By Michele Landsberg
Updated September 21, 1990 at 04:00 AM EDT

Oh no! Bruce Patman, the richest boy at Sweet Valley High (”He wore designer clothes [and] drove a fabulous black Porsche…On top of that, Bruce was drop- dead handsome”), is going to have to battle it out with his poor-boy orphan cousin Roger for the inheritance he always thought was his alone!

But don’t worry; the ’80s are over. Even though Grandfather Patman, an egomaniacal tycoon, forces Roger and Bruce into a money-making competition to see who will inherit the estate, there are no mean old hostile takeovers or leveraged buyouts in sight. Bruce and Rog and all their sweet shiny-haired girlfriends give lots of money to charity and learn that cooperation is best.

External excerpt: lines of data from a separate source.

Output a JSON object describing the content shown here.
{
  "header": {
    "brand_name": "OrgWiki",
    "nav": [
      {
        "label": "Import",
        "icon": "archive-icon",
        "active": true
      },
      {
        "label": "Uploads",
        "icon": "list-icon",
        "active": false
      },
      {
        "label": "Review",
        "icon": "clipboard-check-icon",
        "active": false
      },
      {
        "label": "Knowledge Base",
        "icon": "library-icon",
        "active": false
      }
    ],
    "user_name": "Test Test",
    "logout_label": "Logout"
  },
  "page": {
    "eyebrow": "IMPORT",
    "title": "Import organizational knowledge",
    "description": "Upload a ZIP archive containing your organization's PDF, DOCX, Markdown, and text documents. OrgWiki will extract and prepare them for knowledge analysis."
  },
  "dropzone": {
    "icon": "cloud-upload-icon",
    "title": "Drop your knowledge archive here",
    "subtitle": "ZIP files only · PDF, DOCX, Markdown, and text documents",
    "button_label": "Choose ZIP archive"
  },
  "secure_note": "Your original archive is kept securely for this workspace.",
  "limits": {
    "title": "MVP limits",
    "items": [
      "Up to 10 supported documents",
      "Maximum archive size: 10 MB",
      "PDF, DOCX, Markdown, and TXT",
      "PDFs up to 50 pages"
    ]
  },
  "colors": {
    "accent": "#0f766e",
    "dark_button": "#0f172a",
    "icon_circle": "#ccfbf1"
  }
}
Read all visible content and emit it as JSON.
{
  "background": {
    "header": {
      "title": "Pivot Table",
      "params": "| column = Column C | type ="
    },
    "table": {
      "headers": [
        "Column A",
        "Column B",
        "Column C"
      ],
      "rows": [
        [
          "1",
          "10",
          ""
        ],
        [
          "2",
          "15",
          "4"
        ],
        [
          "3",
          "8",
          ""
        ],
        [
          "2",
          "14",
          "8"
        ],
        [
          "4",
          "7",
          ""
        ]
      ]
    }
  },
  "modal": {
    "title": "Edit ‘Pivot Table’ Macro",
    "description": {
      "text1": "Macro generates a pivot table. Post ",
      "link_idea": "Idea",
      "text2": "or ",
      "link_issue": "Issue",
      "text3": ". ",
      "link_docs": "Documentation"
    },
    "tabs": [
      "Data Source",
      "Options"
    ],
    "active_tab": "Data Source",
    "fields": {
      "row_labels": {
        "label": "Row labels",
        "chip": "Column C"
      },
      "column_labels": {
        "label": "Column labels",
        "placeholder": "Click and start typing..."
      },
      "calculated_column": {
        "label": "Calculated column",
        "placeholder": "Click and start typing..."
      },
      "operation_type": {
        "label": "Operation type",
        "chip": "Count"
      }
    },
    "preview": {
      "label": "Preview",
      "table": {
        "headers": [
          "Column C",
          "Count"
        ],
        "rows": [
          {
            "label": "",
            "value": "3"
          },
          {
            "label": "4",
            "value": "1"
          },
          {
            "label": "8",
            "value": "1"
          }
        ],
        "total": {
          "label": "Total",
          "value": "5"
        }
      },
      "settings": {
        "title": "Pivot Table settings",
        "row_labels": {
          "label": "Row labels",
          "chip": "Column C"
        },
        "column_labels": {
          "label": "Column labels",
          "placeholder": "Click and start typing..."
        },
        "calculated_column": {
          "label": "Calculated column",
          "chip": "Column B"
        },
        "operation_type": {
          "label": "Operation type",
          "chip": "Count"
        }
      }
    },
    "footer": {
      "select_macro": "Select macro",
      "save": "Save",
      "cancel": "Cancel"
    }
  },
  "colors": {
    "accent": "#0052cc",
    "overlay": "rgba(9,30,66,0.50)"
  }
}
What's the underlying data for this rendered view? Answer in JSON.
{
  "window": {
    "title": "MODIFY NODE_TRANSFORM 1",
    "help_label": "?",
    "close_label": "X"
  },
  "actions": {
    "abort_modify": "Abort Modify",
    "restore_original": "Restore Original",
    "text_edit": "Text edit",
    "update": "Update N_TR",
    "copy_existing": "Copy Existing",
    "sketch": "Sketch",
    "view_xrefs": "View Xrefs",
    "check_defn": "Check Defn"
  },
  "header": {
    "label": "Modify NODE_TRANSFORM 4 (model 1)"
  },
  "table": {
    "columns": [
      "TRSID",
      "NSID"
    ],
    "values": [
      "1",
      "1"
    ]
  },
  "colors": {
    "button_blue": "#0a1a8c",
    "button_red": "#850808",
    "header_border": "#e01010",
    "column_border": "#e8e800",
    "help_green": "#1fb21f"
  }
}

Well, what did you expect from the Sweet Valley High series, the most popular pulp teenage books in America? Stuff like Bruce’s Story isn’t even written; it’s manufactured by Francine Pascal’s ”packagers” (there are currently over 77 million copies of her various series in print). Pascal has cheerfully confessed that not only does she not write her books — she has a staff that fills in her outlines — she doesn’t even read them.

The series seems to have cleaned up some of its sexist stereotypes; now the books are as earnest as the Bobbsey Twins series. Still, they bear no relation to human truth or real fiction. Their slick insubstantiality is as satisfying as a main course of cotton candy. F